* _MATERIALS PROVIDED_:
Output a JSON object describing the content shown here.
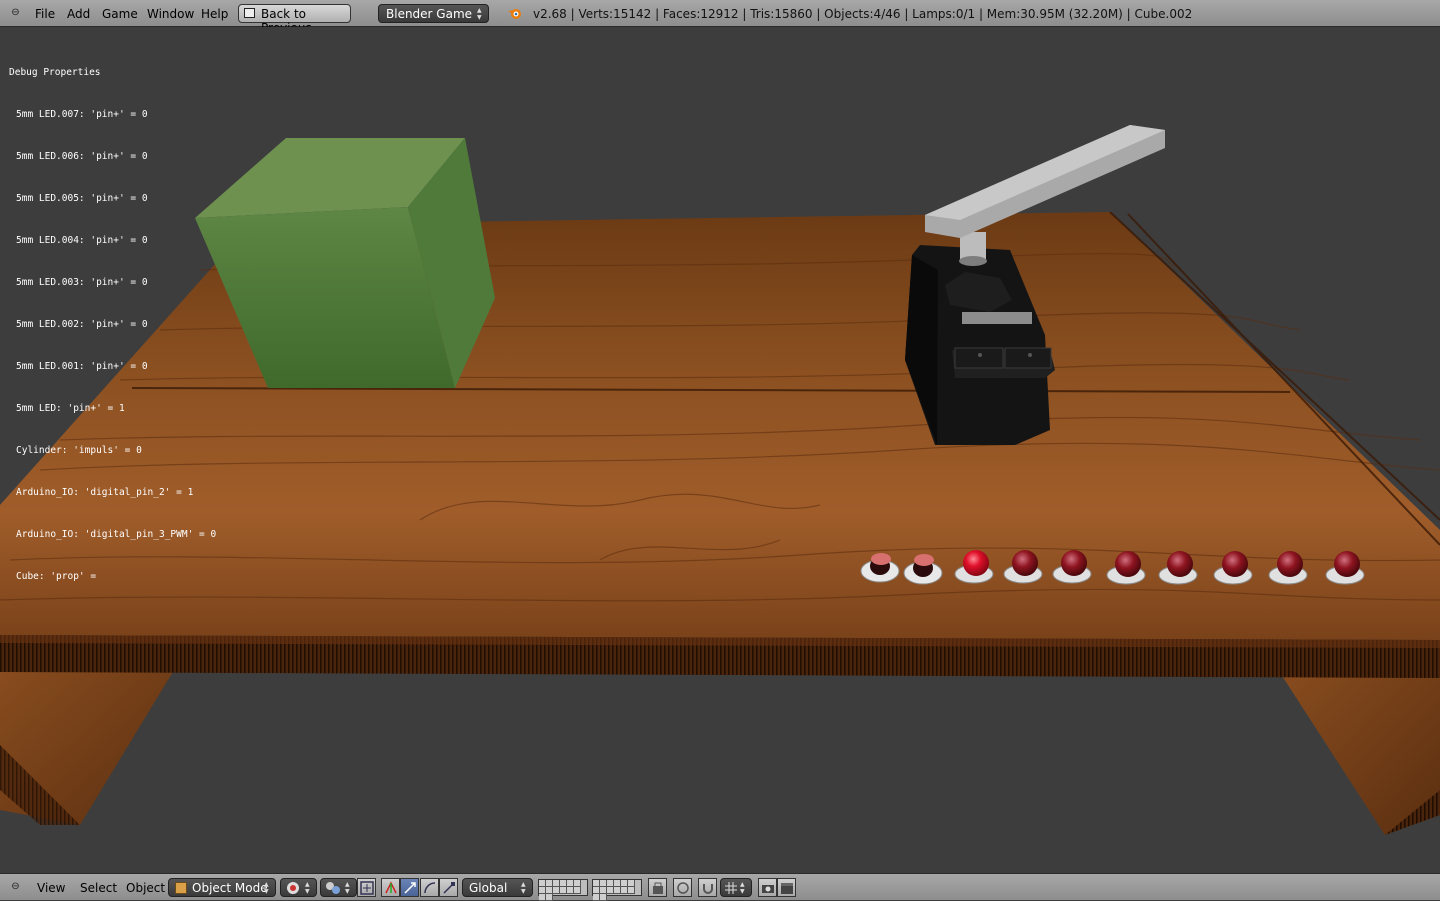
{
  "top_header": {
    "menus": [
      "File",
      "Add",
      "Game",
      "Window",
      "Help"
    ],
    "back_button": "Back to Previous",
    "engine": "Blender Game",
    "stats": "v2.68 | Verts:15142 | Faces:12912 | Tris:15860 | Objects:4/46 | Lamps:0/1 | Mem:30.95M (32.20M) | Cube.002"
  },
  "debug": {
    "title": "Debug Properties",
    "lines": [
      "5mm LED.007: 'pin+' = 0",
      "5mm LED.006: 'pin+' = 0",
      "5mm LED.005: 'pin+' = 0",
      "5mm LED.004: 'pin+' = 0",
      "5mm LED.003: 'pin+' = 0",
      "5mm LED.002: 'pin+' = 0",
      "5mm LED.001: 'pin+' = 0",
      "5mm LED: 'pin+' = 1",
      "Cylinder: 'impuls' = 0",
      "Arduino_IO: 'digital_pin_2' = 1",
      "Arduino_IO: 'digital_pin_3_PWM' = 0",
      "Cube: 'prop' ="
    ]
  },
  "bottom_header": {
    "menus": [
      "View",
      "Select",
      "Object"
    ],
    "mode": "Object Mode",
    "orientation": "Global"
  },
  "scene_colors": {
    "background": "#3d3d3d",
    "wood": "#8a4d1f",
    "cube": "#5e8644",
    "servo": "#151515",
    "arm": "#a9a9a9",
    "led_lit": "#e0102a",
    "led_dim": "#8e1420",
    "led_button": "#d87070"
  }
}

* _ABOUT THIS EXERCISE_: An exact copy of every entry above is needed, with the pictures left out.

* _RESULT_:
Output a JSON object describing the content shown here.
{
  "top_header": {
    "menus": [
      "File",
      "Add",
      "Game",
      "Window",
      "Help"
    ],
    "back_button": "Back to Previous",
    "engine": "Blender Game",
    "stats": "v2.68 | Verts:15142 | Faces:12912 | Tris:15860 | Objects:4/46 | Lamps:0/1 | Mem:30.95M (32.20M) | Cube.002"
  },
  "debug": {
    "title": "Debug Properties",
    "lines": [
      "5mm LED.007: 'pin+' = 0",
      "5mm LED.006: 'pin+' = 0",
      "5mm LED.005: 'pin+' = 0",
      "5mm LED.004: 'pin+' = 0",
      "5mm LED.003: 'pin+' = 0",
      "5mm LED.002: 'pin+' = 0",
      "5mm LED.001: 'pin+' = 0",
      "5mm LED: 'pin+' = 1",
      "Cylinder: 'impuls' = 0",
      "Arduino_IO: 'digital_pin_2' = 1",
      "Arduino_IO: 'digital_pin_3_PWM' = 0",
      "Cube: 'prop' ="
    ]
  },
  "bottom_header": {
    "menus": [
      "View",
      "Select",
      "Object"
    ],
    "mode": "Object Mode",
    "orientation": "Global"
  },
  "scene_colors": {
    "background": "#3d3d3d",
    "wood": "#8a4d1f",
    "cube": "#5e8644",
    "servo": "#151515",
    "arm": "#a9a9a9",
    "led_lit": "#e0102a",
    "led_dim": "#8e1420",
    "led_button": "#d87070"
  }
}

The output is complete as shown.